▸ What the exercise asks: Omit the images and retype the records verbatim.

-.-.-

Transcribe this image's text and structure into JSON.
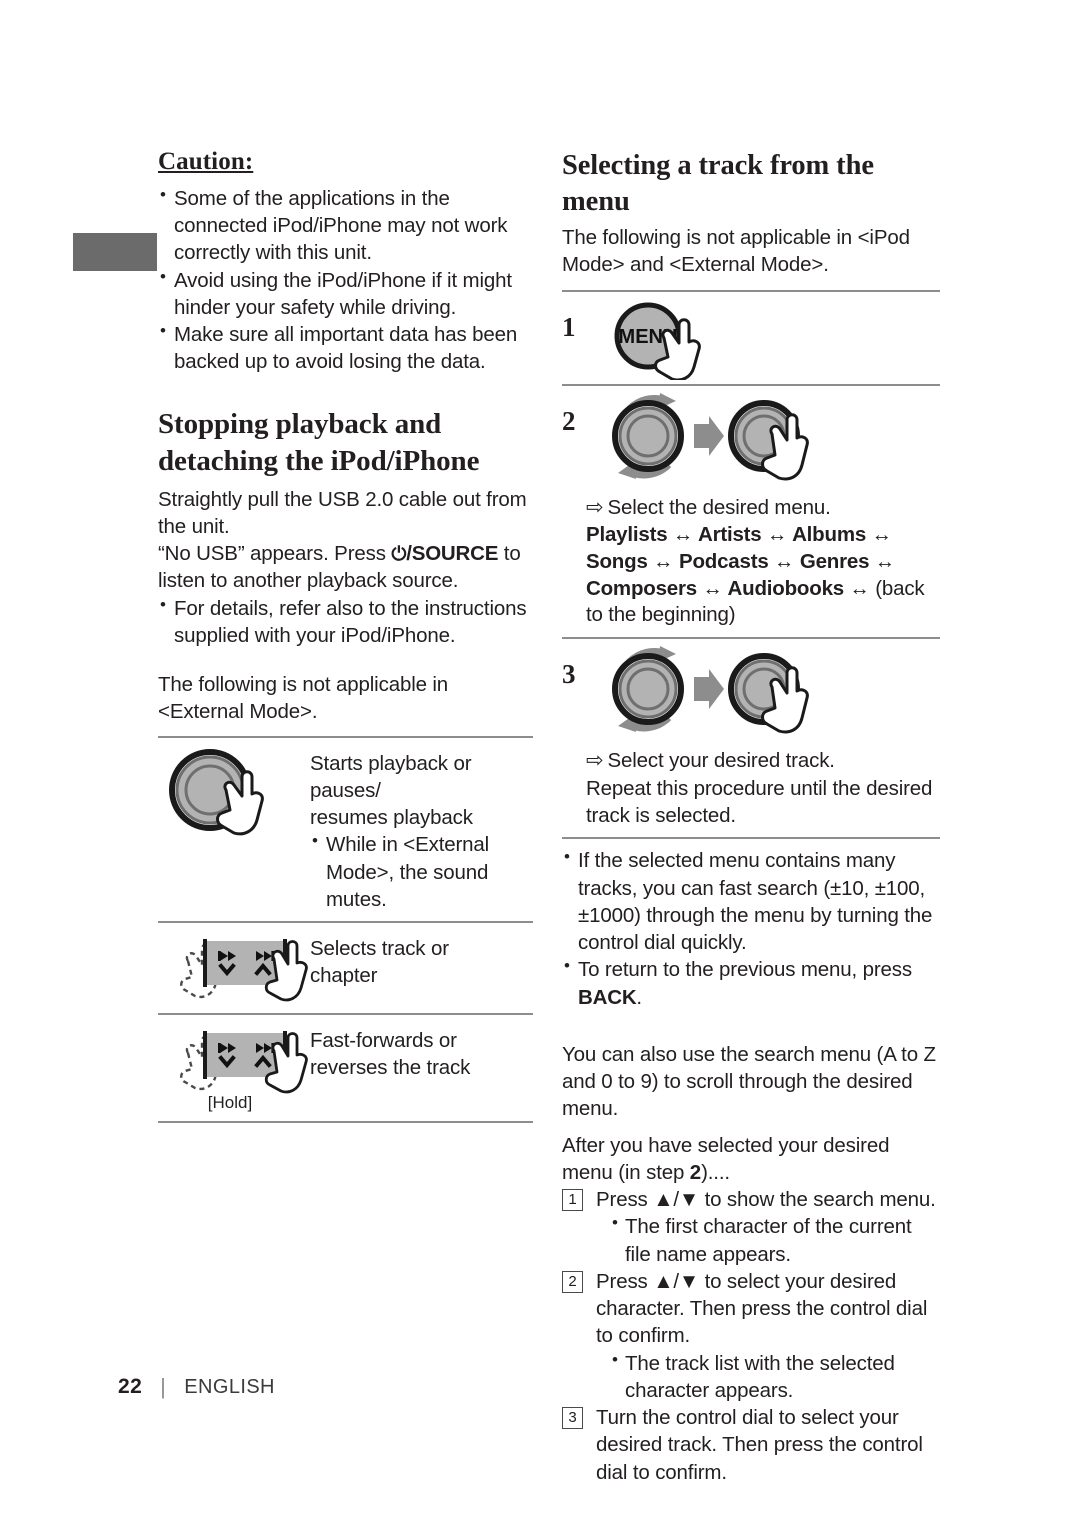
{
  "page": {
    "number": "22",
    "language": "ENGLISH",
    "separator": "|"
  },
  "left_column": {
    "caution": {
      "heading": "Caution:",
      "bullets": [
        "Some of the applications in the connected iPod/iPhone may not work correctly with this unit.",
        "Avoid using the iPod/iPhone if it might hinder your safety while driving.",
        "Make sure all important data has been backed up to avoid losing the data."
      ]
    },
    "stopping": {
      "heading": "Stopping playback and detaching the iPod/iPhone",
      "para1": "Straightly pull the USB 2.0 cable out from the unit.",
      "para2_before": "“No USB” appears. Press ",
      "para2_key_power": "⏻",
      "para2_key_label": "/SOURCE",
      "para2_after": " to listen to another playback source.",
      "bullets": [
        "For details, refer also to the instructions supplied with your iPod/iPhone."
      ],
      "note": "The following is not applicable in <External Mode>."
    },
    "control_table": {
      "rows": [
        {
          "icon": "control-dial-press",
          "text_lines": [
            "Starts playback or pauses/",
            "resumes playback"
          ],
          "bullets": [
            "While in <External Mode>, the sound mutes."
          ]
        },
        {
          "icon": "track-buttons",
          "icon_caption": "",
          "text_lines": [
            "Selects track or",
            "chapter"
          ],
          "bullets": []
        },
        {
          "icon": "track-buttons-hold",
          "icon_caption": "[Hold]",
          "text_lines": [
            "Fast-forwards or",
            "reverses the track"
          ],
          "bullets": []
        }
      ]
    }
  },
  "right_column": {
    "heading": "Selecting a track from the menu",
    "intro": "The following is not applicable in <iPod Mode> and <External Mode>.",
    "steps": [
      {
        "num": "1",
        "icon": "menu-button-press",
        "button_label": "MENU",
        "notes": []
      },
      {
        "num": "2",
        "icon": "dial-turn-then-press",
        "notes": [
          {
            "arrow": "⇨",
            "text": "Select the desired menu."
          }
        ],
        "menu_chain": {
          "items": [
            "Playlists",
            "Artists",
            "Albums",
            "Songs",
            "Podcasts",
            "Genres",
            "Composers",
            "Audiobooks"
          ],
          "arrow": "↔",
          "tail": "(back to the beginning)"
        }
      },
      {
        "num": "3",
        "icon": "dial-turn-then-press",
        "notes": [
          {
            "arrow": "⇨",
            "text": "Select your desired track."
          },
          {
            "arrow": "",
            "text": "Repeat this procedure until the desired track is selected."
          }
        ]
      }
    ],
    "tips": [
      "If the selected menu contains many tracks, you can fast search (±10, ±100, ±1000) through the menu by turning the control dial quickly.",
      "To return to the previous menu, press BACK."
    ],
    "tip2_before": "To return to the previous menu, press ",
    "tip2_key": "BACK",
    "tip2_after": ".",
    "search_intro": "You can also use the search menu (A to Z and 0 to 9) to scroll through the desired menu.",
    "search_lead_before": "After you have selected your desired menu (in step ",
    "search_lead_step": "2",
    "search_lead_after": ")....",
    "search_steps": [
      {
        "num": "1",
        "text": "Press ▲/▼ to show the search menu.",
        "subbullets": [
          "The first character of the current file name appears."
        ]
      },
      {
        "num": "2",
        "text": "Press ▲/▼ to select your desired character. Then press the control dial to confirm.",
        "subbullets": [
          "The track list with the selected character appears."
        ]
      },
      {
        "num": "3",
        "text": "Turn the control dial to select your desired track. Then press the control dial to confirm.",
        "subbullets": []
      }
    ]
  },
  "colors": {
    "rule": "#8d8d8d",
    "tab": "#6b6b6b",
    "icon_fill": "#b3b3b3",
    "icon_stroke": "#1a1a1a",
    "text": "#231f20"
  }
}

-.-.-

▸ Exercise response:
Transcribe this image's text and structure into JSON.
{
  "page": {
    "number": "22",
    "language": "ENGLISH",
    "separator": "|"
  },
  "left_column": {
    "caution": {
      "heading": "Caution:",
      "bullets": [
        "Some of the applications in the connected iPod/iPhone may not work correctly with this unit.",
        "Avoid using the iPod/iPhone if it might hinder your safety while driving.",
        "Make sure all important data has been backed up to avoid losing the data."
      ]
    },
    "stopping": {
      "heading": "Stopping playback and detaching the iPod/iPhone",
      "para1": "Straightly pull the USB 2.0 cable out from the unit.",
      "para2_before": "“No USB” appears. Press ",
      "para2_key_power": "⏻",
      "para2_key_label": "/SOURCE",
      "para2_after": " to listen to another playback source.",
      "bullets": [
        "For details, refer also to the instructions supplied with your iPod/iPhone."
      ],
      "note": "The following is not applicable in <External Mode>."
    },
    "control_table": {
      "rows": [
        {
          "icon": "control-dial-press",
          "text_lines": [
            "Starts playback or pauses/",
            "resumes playback"
          ],
          "bullets": [
            "While in <External Mode>, the sound mutes."
          ]
        },
        {
          "icon": "track-buttons",
          "icon_caption": "",
          "text_lines": [
            "Selects track or",
            "chapter"
          ],
          "bullets": []
        },
        {
          "icon": "track-buttons-hold",
          "icon_caption": "[Hold]",
          "text_lines": [
            "Fast-forwards or",
            "reverses the track"
          ],
          "bullets": []
        }
      ]
    }
  },
  "right_column": {
    "heading": "Selecting a track from the menu",
    "intro": "The following is not applicable in <iPod Mode> and <External Mode>.",
    "steps": [
      {
        "num": "1",
        "icon": "menu-button-press",
        "button_label": "MENU",
        "notes": []
      },
      {
        "num": "2",
        "icon": "dial-turn-then-press",
        "notes": [
          {
            "arrow": "⇨",
            "text": "Select the desired menu."
          }
        ],
        "menu_chain": {
          "items": [
            "Playlists",
            "Artists",
            "Albums",
            "Songs",
            "Podcasts",
            "Genres",
            "Composers",
            "Audiobooks"
          ],
          "arrow": "↔",
          "tail": "(back to the beginning)"
        }
      },
      {
        "num": "3",
        "icon": "dial-turn-then-press",
        "notes": [
          {
            "arrow": "⇨",
            "text": "Select your desired track."
          },
          {
            "arrow": "",
            "text": "Repeat this procedure until the desired track is selected."
          }
        ]
      }
    ],
    "tips": [
      "If the selected menu contains many tracks, you can fast search (±10, ±100, ±1000) through the menu by turning the control dial quickly.",
      "To return to the previous menu, press BACK."
    ],
    "tip2_before": "To return to the previous menu, press ",
    "tip2_key": "BACK",
    "tip2_after": ".",
    "search_intro": "You can also use the search menu (A to Z and 0 to 9) to scroll through the desired menu.",
    "search_lead_before": "After you have selected your desired menu (in step ",
    "search_lead_step": "2",
    "search_lead_after": ")....",
    "search_steps": [
      {
        "num": "1",
        "text": "Press ▲/▼ to show the search menu.",
        "subbullets": [
          "The first character of the current file name appears."
        ]
      },
      {
        "num": "2",
        "text": "Press ▲/▼ to select your desired character. Then press the control dial to confirm.",
        "subbullets": [
          "The track list with the selected character appears."
        ]
      },
      {
        "num": "3",
        "text": "Turn the control dial to select your desired track. Then press the control dial to confirm.",
        "subbullets": []
      }
    ]
  },
  "colors": {
    "rule": "#8d8d8d",
    "tab": "#6b6b6b",
    "icon_fill": "#b3b3b3",
    "icon_stroke": "#1a1a1a",
    "text": "#231f20"
  }
}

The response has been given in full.